REQUIRED ACTION → Please return all lines of the data below containing the string "this".
── SUPPLIED DATA
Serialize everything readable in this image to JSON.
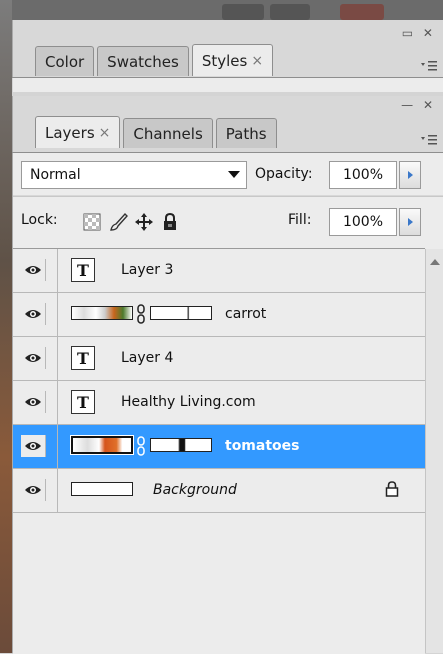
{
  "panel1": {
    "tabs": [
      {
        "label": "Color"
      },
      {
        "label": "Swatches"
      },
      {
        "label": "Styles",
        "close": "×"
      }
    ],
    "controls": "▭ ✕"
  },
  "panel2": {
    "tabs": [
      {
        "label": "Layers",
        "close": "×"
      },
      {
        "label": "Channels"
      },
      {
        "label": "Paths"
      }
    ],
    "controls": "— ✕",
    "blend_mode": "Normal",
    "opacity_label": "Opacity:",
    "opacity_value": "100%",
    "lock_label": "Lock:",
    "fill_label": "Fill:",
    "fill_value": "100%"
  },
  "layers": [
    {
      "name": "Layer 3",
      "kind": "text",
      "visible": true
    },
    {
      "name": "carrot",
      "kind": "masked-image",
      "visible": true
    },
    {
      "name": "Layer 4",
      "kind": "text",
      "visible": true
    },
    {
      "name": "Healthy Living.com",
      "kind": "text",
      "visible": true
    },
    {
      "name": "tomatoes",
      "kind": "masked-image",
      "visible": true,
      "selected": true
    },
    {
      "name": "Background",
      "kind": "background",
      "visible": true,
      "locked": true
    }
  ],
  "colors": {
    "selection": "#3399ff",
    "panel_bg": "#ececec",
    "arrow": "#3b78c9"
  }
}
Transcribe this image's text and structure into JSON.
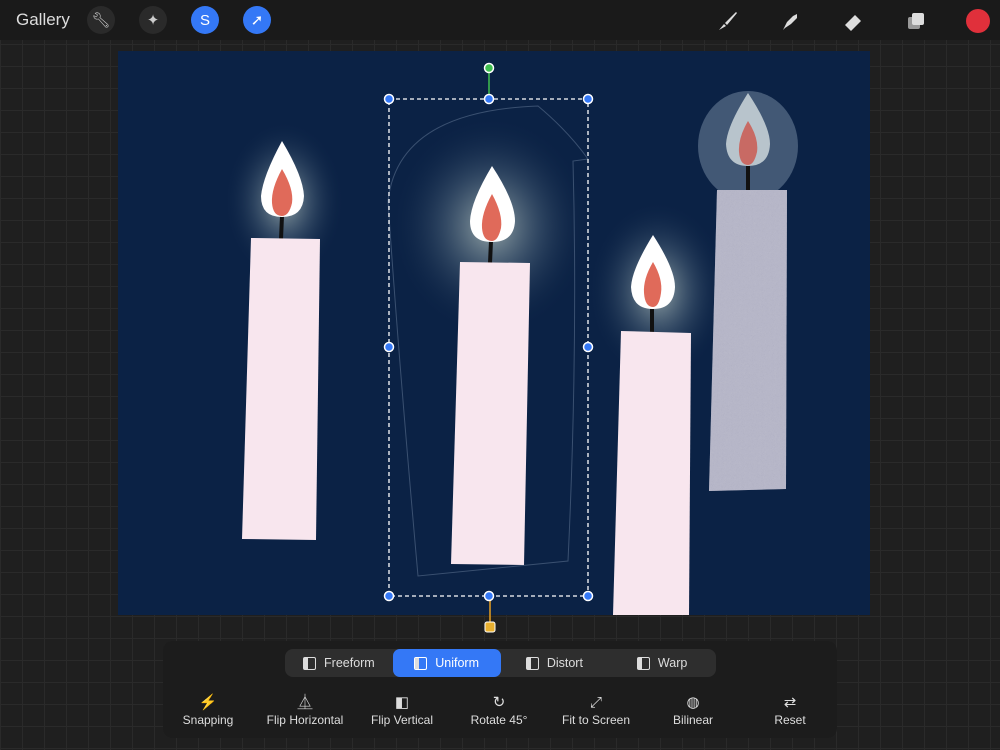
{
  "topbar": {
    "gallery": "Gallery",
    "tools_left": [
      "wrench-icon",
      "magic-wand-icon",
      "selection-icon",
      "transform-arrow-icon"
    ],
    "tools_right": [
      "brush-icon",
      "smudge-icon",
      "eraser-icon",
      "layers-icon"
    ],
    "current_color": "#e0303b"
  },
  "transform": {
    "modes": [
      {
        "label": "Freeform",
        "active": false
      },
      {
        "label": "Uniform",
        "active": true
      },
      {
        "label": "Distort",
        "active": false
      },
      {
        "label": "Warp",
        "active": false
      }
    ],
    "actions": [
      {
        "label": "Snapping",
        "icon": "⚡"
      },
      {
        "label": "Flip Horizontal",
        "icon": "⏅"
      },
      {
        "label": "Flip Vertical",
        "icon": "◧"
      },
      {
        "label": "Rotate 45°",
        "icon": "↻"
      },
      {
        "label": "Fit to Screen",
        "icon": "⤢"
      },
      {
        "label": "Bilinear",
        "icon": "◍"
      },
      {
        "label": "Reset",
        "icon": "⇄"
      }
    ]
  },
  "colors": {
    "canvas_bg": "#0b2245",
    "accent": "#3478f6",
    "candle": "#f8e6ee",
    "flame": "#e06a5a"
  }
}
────
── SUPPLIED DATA
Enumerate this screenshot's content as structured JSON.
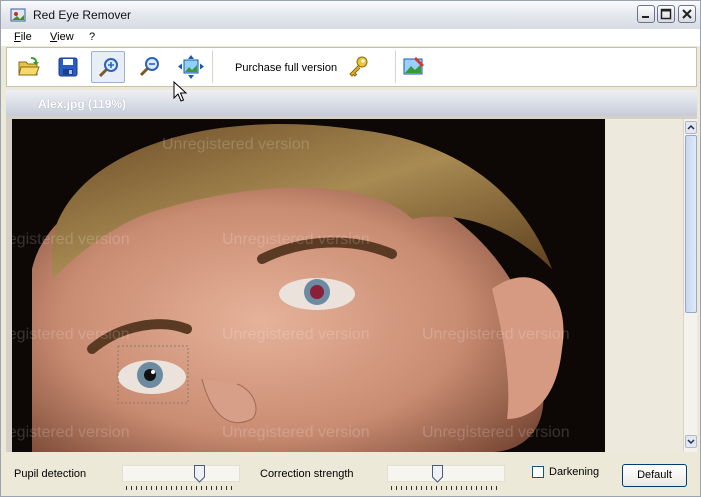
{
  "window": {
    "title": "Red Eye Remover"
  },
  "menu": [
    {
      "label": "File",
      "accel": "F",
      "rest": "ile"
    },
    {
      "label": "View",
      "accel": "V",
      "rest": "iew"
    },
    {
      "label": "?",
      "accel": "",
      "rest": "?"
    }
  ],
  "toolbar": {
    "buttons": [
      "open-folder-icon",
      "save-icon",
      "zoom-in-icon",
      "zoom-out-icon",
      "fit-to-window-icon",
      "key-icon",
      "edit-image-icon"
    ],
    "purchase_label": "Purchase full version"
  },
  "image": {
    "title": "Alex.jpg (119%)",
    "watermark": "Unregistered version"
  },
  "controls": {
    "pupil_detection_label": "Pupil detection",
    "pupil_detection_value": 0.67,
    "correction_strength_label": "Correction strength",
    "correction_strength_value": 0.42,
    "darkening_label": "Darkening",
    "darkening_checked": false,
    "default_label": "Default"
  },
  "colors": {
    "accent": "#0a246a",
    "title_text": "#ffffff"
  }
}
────
ANSWER BELOW →
Serialize everything readable in this image to JSON.
Transcribe this image's text and structure into JSON.
Enumerate this screenshot's content as structured JSON.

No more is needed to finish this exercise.